• Problem statement
An identical copy of the data below is needed.

Data supplied: Begin

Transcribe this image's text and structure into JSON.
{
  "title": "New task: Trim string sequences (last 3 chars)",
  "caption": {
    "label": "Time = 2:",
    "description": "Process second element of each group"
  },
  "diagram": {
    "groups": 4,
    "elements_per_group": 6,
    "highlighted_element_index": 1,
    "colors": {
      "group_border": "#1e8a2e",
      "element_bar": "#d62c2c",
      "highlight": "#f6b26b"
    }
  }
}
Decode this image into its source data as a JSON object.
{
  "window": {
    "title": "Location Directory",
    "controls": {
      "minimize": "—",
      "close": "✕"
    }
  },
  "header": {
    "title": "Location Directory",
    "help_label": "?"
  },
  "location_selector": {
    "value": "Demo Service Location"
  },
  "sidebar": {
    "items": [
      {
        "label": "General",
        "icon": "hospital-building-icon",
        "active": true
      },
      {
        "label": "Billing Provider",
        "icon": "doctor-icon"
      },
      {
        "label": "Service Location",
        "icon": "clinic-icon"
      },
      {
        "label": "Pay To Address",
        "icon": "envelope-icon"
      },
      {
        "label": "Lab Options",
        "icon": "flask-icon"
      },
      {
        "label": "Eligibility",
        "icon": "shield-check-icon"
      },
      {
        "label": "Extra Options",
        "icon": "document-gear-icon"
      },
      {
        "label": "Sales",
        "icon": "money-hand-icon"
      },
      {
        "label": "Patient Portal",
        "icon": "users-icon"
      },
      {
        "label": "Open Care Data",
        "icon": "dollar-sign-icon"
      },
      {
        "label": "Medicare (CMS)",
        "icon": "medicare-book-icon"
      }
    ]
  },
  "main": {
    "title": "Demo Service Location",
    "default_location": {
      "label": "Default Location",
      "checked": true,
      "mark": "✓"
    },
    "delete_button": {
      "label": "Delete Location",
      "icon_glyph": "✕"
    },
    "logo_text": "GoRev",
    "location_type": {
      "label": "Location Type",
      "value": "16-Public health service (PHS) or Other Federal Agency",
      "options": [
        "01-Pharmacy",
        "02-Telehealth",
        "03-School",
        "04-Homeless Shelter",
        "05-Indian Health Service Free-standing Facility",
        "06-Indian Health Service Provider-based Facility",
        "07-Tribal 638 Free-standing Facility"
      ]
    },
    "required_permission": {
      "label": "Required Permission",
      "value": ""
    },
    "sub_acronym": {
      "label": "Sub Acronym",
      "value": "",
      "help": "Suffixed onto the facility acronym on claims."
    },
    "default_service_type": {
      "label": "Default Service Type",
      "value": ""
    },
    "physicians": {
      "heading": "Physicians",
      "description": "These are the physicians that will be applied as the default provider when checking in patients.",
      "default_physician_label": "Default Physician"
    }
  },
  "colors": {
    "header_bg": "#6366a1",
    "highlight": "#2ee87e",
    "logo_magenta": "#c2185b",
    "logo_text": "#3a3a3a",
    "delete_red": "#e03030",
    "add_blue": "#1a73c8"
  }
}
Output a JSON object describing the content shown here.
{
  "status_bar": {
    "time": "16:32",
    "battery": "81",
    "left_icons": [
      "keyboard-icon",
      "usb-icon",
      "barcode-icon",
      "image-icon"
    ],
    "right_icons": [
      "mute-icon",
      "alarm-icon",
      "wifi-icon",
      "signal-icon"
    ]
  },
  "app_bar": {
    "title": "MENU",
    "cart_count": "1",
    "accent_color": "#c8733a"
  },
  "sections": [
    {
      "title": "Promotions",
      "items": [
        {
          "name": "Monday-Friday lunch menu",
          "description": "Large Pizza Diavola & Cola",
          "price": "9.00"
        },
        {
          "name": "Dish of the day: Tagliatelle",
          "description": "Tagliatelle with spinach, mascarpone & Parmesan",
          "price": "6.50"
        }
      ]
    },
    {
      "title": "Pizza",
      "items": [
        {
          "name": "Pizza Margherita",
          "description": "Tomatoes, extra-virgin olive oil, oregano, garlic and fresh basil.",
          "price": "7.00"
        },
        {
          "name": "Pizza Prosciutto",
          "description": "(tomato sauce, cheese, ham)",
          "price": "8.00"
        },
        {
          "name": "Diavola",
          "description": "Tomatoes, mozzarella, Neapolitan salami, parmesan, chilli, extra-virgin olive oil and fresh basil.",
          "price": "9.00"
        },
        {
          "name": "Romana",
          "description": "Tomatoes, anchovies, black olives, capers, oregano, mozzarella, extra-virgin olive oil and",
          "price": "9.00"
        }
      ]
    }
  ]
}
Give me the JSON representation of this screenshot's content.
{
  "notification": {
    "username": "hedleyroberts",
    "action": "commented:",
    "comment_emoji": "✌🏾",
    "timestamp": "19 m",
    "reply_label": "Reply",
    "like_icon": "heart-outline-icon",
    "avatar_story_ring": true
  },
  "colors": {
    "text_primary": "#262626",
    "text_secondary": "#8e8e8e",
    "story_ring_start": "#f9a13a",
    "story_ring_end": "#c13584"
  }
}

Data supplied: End

• Finished exercise
Transcribe this image's text and structure into JSON.
{
  "title": "New task: Trim string sequences (last 3 chars)",
  "caption": {
    "label": "Time = 2:",
    "description": "Process second element of each group"
  },
  "diagram": {
    "groups": 4,
    "elements_per_group": 6,
    "highlighted_element_index": 1,
    "colors": {
      "group_border": "#1e8a2e",
      "element_bar": "#d62c2c",
      "highlight": "#f6b26b"
    }
  }
}
Decode this image into its source data as a JSON object.
{
  "window": {
    "title": "Location Directory",
    "controls": {
      "minimize": "—",
      "close": "✕"
    }
  },
  "header": {
    "title": "Location Directory",
    "help_label": "?"
  },
  "location_selector": {
    "value": "Demo Service Location"
  },
  "sidebar": {
    "items": [
      {
        "label": "General",
        "icon": "hospital-building-icon",
        "active": true
      },
      {
        "label": "Billing Provider",
        "icon": "doctor-icon"
      },
      {
        "label": "Service Location",
        "icon": "clinic-icon"
      },
      {
        "label": "Pay To Address",
        "icon": "envelope-icon"
      },
      {
        "label": "Lab Options",
        "icon": "flask-icon"
      },
      {
        "label": "Eligibility",
        "icon": "shield-check-icon"
      },
      {
        "label": "Extra Options",
        "icon": "document-gear-icon"
      },
      {
        "label": "Sales",
        "icon": "money-hand-icon"
      },
      {
        "label": "Patient Portal",
        "icon": "users-icon"
      },
      {
        "label": "Open Care Data",
        "icon": "dollar-sign-icon"
      },
      {
        "label": "Medicare (CMS)",
        "icon": "medicare-book-icon"
      }
    ]
  },
  "main": {
    "title": "Demo Service Location",
    "default_location": {
      "label": "Default Location",
      "checked": true,
      "mark": "✓"
    },
    "delete_button": {
      "label": "Delete Location",
      "icon_glyph": "✕"
    },
    "logo_text": "GoRev",
    "location_type": {
      "label": "Location Type",
      "value": "16-Public health service (PHS) or Other Federal Agency",
      "options": [
        "01-Pharmacy",
        "02-Telehealth",
        "03-School",
        "04-Homeless Shelter",
        "05-Indian Health Service Free-standing Facility",
        "06-Indian Health Service Provider-based Facility",
        "07-Tribal 638 Free-standing Facility"
      ]
    },
    "required_permission": {
      "label": "Required Permission",
      "value": ""
    },
    "sub_acronym": {
      "label": "Sub Acronym",
      "value": "",
      "help": "Suffixed onto the facility acronym on claims."
    },
    "default_service_type": {
      "label": "Default Service Type",
      "value": ""
    },
    "physicians": {
      "heading": "Physicians",
      "description": "These are the physicians that will be applied as the default provider when checking in patients.",
      "default_physician_label": "Default Physician"
    }
  },
  "colors": {
    "header_bg": "#6366a1",
    "highlight": "#2ee87e",
    "logo_magenta": "#c2185b",
    "logo_text": "#3a3a3a",
    "delete_red": "#e03030",
    "add_blue": "#1a73c8"
  }
}
Output a JSON object describing the content shown here.
{
  "status_bar": {
    "time": "16:32",
    "battery": "81",
    "left_icons": [
      "keyboard-icon",
      "usb-icon",
      "barcode-icon",
      "image-icon"
    ],
    "right_icons": [
      "mute-icon",
      "alarm-icon",
      "wifi-icon",
      "signal-icon"
    ]
  },
  "app_bar": {
    "title": "MENU",
    "cart_count": "1",
    "accent_color": "#c8733a"
  },
  "sections": [
    {
      "title": "Promotions",
      "items": [
        {
          "name": "Monday-Friday lunch menu",
          "description": "Large Pizza Diavola & Cola",
          "price": "9.00"
        },
        {
          "name": "Dish of the day: Tagliatelle",
          "description": "Tagliatelle with spinach, mascarpone & Parmesan",
          "price": "6.50"
        }
      ]
    },
    {
      "title": "Pizza",
      "items": [
        {
          "name": "Pizza Margherita",
          "description": "Tomatoes, extra-virgin olive oil, oregano, garlic and fresh basil.",
          "price": "7.00"
        },
        {
          "name": "Pizza Prosciutto",
          "description": "(tomato sauce, cheese, ham)",
          "price": "8.00"
        },
        {
          "name": "Diavola",
          "description": "Tomatoes, mozzarella, Neapolitan salami, parmesan, chilli, extra-virgin olive oil and fresh basil.",
          "price": "9.00"
        },
        {
          "name": "Romana",
          "description": "Tomatoes, anchovies, black olives, capers, oregano, mozzarella, extra-virgin olive oil and",
          "price": "9.00"
        }
      ]
    }
  ]
}
Give me the JSON representation of this screenshot's content.
{
  "notification": {
    "username": "hedleyroberts",
    "action": "commented:",
    "comment_emoji": "✌🏾",
    "timestamp": "19 m",
    "reply_label": "Reply",
    "like_icon": "heart-outline-icon",
    "avatar_story_ring": true
  },
  "colors": {
    "text_primary": "#262626",
    "text_secondary": "#8e8e8e",
    "story_ring_start": "#f9a13a",
    "story_ring_end": "#c13584"
  }
}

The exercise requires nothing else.